Slope the strings way from the foundation of your home.

Always try to avoid making the concrete slab flat if it is directly next to your house, as water might pool on its surface and cause damage to it. To which end, determine the length of the slab’s side in feet and then multiply the figure by 1/8 to arrive at the suitable slope in inches. Determine the 2 stakes which are further from your house, and then adjust the mason’s strings down by the measurement you reach. For instance, if the side of the slab is 14 feet, then multiple 14 x 1/8 is equal to 1¾ “.

Excavate the site where you want to install a concrete slab.

First, take as much time as you require to do away with the grass and sod in the area surrounded by the stakes. You may use a shovel to break the ground’s surface, which will allow you to remove the grass hassle-free. Then, drag the clumps off the ground to expose the soil beneath. Ideally, leave no less than 4” of grass between the stakes and the edges where you have dug. Continue to dig out the area until it is no less than 6” below the strings.

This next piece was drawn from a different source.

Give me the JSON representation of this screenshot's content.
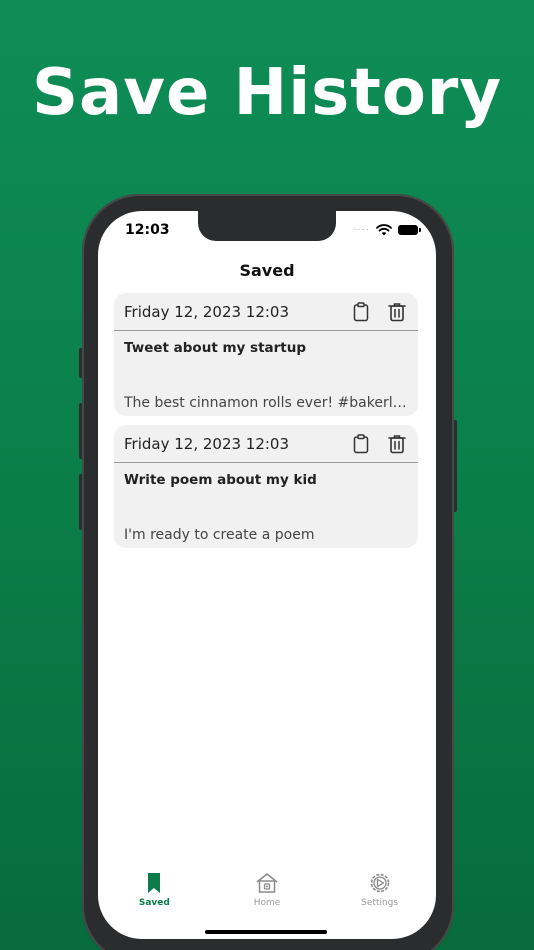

Begin at the outer edges and work your way toward the center of the hole. This will go a long way in making it even easier to ensure the hole depth is consistent. Should there be tree roots or big stones within the soil, eliminate them too. As you proceed to dig, ensure the depth from the strings to the ground is no less than 6”. While the lines mark the outer edges of the slab, dig 6” out of them. This will ensure you create a more extensive base to avoid the slab sustaining damage with time. Next, rake the soil to fill low spots. Flip the rake upside down with the tines pointing upwards and proceed to drag it to flatten raised scars and fill in any holes you dug too deeply.

Compact the soil with a tamper.

Position the tamper in the hole's corners and press it flat using your weight. Also, move it over to ensure it overlaps the first section by at least 2” before pressing it down again. Work your way through the entire hole until its surface is even. If you fail to tamp the soil, your concrete slab might sink deep into the ground as it starts to settle. Lastly, determine if the earth is flat by using a level.

Fill in the sub-base.

Use gravel to fill in the hole and then spread it evenly across the perimeter of the hole. You may utilize a shovel or a rake to evenly distribute the gravel in the spot. Keep adding the stone until it is no more than 2” from the upper part of the hole. Next, use a garden hose to wet the stone. Doing this makes the more diminutive pieces of the stone sink deep, making the subbase more compact. You should then compress the subbase using a tamper. Finally, use a level to determine whether the subbase is perfectly centered. If not, continue pouring in more gravel and tamping it to raise the low spots. When the ground is level, you can then pour the concrete.